*What you should do*: All pictures are to be excluded when the data below is output verbatim.

*Input data*:
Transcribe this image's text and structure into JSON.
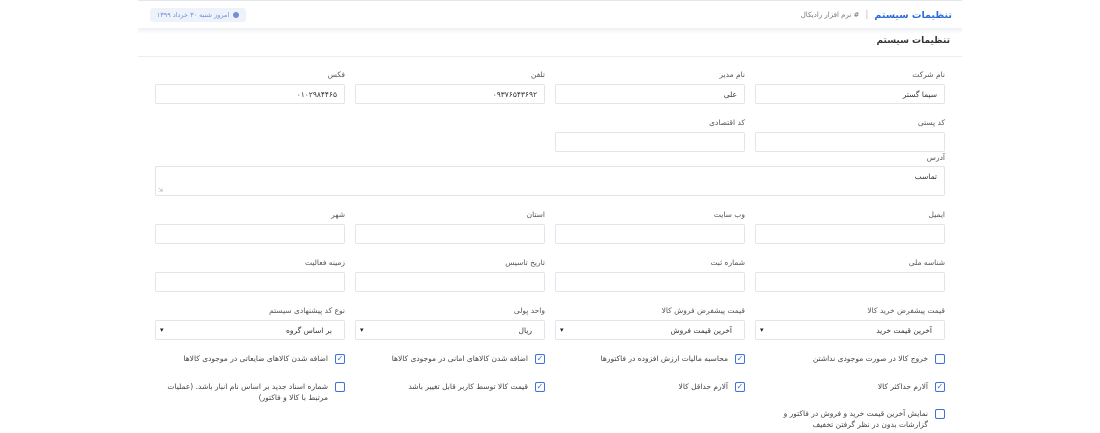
{
  "header": {
    "title": "تنظیمات سیستم",
    "subtitle": "# نرم افزار رادیکال",
    "date_badge": "امروز شنبه ۳۰ خرداد ۱۳۹۹"
  },
  "section": {
    "title": "تنظیمات سیستم"
  },
  "fields": {
    "company_name": {
      "label": "نام شرکت",
      "value": "سیما گستر"
    },
    "manager_name": {
      "label": "نام مدیر",
      "value": "علی"
    },
    "phone": {
      "label": "تلفن",
      "value": "۰۹۳۷۶۵۴۳۶۹۲"
    },
    "fax": {
      "label": "فکس",
      "value": "۰۱۰۲۹۸۴۴۶۵"
    },
    "postal_code": {
      "label": "کد پستی",
      "value": ""
    },
    "economic_code": {
      "label": "کد اقتصادی",
      "value": ""
    },
    "address": {
      "label": "آدرس",
      "value": "تماسب"
    },
    "email": {
      "label": "ایمیل",
      "value": ""
    },
    "website": {
      "label": "وب سایت",
      "value": ""
    },
    "province": {
      "label": "استان",
      "value": ""
    },
    "city": {
      "label": "شهر",
      "value": ""
    },
    "national_id": {
      "label": "شناسه ملی",
      "value": ""
    },
    "registration_no": {
      "label": "شماره ثبت",
      "value": ""
    },
    "founding_date": {
      "label": "تاریخ تاسیس",
      "value": ""
    },
    "activity_field": {
      "label": "زمینه فعالیت",
      "value": ""
    }
  },
  "selects": {
    "default_buy_price": {
      "label": "قیمت پیشفرض خرید کالا",
      "value": "آخرین قیمت خرید"
    },
    "default_sell_price": {
      "label": "قیمت پیشفرض فروش کالا",
      "value": "آخرین قیمت فروش"
    },
    "currency_unit": {
      "label": "واحد پولی",
      "value": "ریال"
    },
    "code_suggestion": {
      "label": "نوع کد پیشنهادی سیستم",
      "value": "بر اساس گروه"
    }
  },
  "checkboxes": [
    {
      "label": "خروج کالا در صورت موجودی نداشتن",
      "checked": false
    },
    {
      "label": "محاسبه مالیات ارزش افزوده در فاکتورها",
      "checked": true
    },
    {
      "label": "اضافه شدن کالاهای امانی در موجودی کالاها",
      "checked": true
    },
    {
      "label": "اضافه شدن کالاهای ضایعاتی در موجودی کالاها",
      "checked": true
    },
    {
      "label": "آلارم حداکثر کالا",
      "checked": true
    },
    {
      "label": "آلارم حداقل کالا",
      "checked": true
    },
    {
      "label": "قیمت کالا توسط کاربر قابل تغییر باشد",
      "checked": true
    },
    {
      "label": "شماره اسناد جدید بر اساس نام انبار باشد. (عملیات مرتبط با کالا و فاکتور)",
      "checked": false
    },
    {
      "label": "نمایش آخرین قیمت خرید و فروش در فاکتور و گزارشات بدون در نظر گرفتن تخفیف",
      "checked": false
    }
  ],
  "icons": {
    "check": "check-icon",
    "caret": "chevron-down-icon",
    "resize": "resize-handle-icon"
  },
  "colors": {
    "accent": "#2f6bd8",
    "checkbox": "#3d72d8",
    "border": "#e1e4ea"
  }
}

*Exercise output*:
Transcribe this image's text and structure into JSON.
{
  "header": {
    "title": "تنظیمات سیستم",
    "subtitle": "# نرم افزار رادیکال",
    "date_badge": "امروز شنبه ۳۰ خرداد ۱۳۹۹"
  },
  "section": {
    "title": "تنظیمات سیستم"
  },
  "fields": {
    "company_name": {
      "label": "نام شرکت",
      "value": "سیما گستر"
    },
    "manager_name": {
      "label": "نام مدیر",
      "value": "علی"
    },
    "phone": {
      "label": "تلفن",
      "value": "۰۹۳۷۶۵۴۳۶۹۲"
    },
    "fax": {
      "label": "فکس",
      "value": "۰۱۰۲۹۸۴۴۶۵"
    },
    "postal_code": {
      "label": "کد پستی",
      "value": ""
    },
    "economic_code": {
      "label": "کد اقتصادی",
      "value": ""
    },
    "address": {
      "label": "آدرس",
      "value": "تماسب"
    },
    "email": {
      "label": "ایمیل",
      "value": ""
    },
    "website": {
      "label": "وب سایت",
      "value": ""
    },
    "province": {
      "label": "استان",
      "value": ""
    },
    "city": {
      "label": "شهر",
      "value": ""
    },
    "national_id": {
      "label": "شناسه ملی",
      "value": ""
    },
    "registration_no": {
      "label": "شماره ثبت",
      "value": ""
    },
    "founding_date": {
      "label": "تاریخ تاسیس",
      "value": ""
    },
    "activity_field": {
      "label": "زمینه فعالیت",
      "value": ""
    }
  },
  "selects": {
    "default_buy_price": {
      "label": "قیمت پیشفرض خرید کالا",
      "value": "آخرین قیمت خرید"
    },
    "default_sell_price": {
      "label": "قیمت پیشفرض فروش کالا",
      "value": "آخرین قیمت فروش"
    },
    "currency_unit": {
      "label": "واحد پولی",
      "value": "ریال"
    },
    "code_suggestion": {
      "label": "نوع کد پیشنهادی سیستم",
      "value": "بر اساس گروه"
    }
  },
  "checkboxes": [
    {
      "label": "خروج کالا در صورت موجودی نداشتن",
      "checked": false
    },
    {
      "label": "محاسبه مالیات ارزش افزوده در فاکتورها",
      "checked": true
    },
    {
      "label": "اضافه شدن کالاهای امانی در موجودی کالاها",
      "checked": true
    },
    {
      "label": "اضافه شدن کالاهای ضایعاتی در موجودی کالاها",
      "checked": true
    },
    {
      "label": "آلارم حداکثر کالا",
      "checked": true
    },
    {
      "label": "آلارم حداقل کالا",
      "checked": true
    },
    {
      "label": "قیمت کالا توسط کاربر قابل تغییر باشد",
      "checked": true
    },
    {
      "label": "شماره اسناد جدید بر اساس نام انبار باشد. (عملیات مرتبط با کالا و فاکتور)",
      "checked": false
    },
    {
      "label": "نمایش آخرین قیمت خرید و فروش در فاکتور و گزارشات بدون در نظر گرفتن تخفیف",
      "checked": false
    }
  ],
  "icons": {
    "check": "check-icon",
    "caret": "chevron-down-icon",
    "resize": "resize-handle-icon"
  },
  "colors": {
    "accent": "#2f6bd8",
    "checkbox": "#3d72d8",
    "border": "#e1e4ea"
  }
}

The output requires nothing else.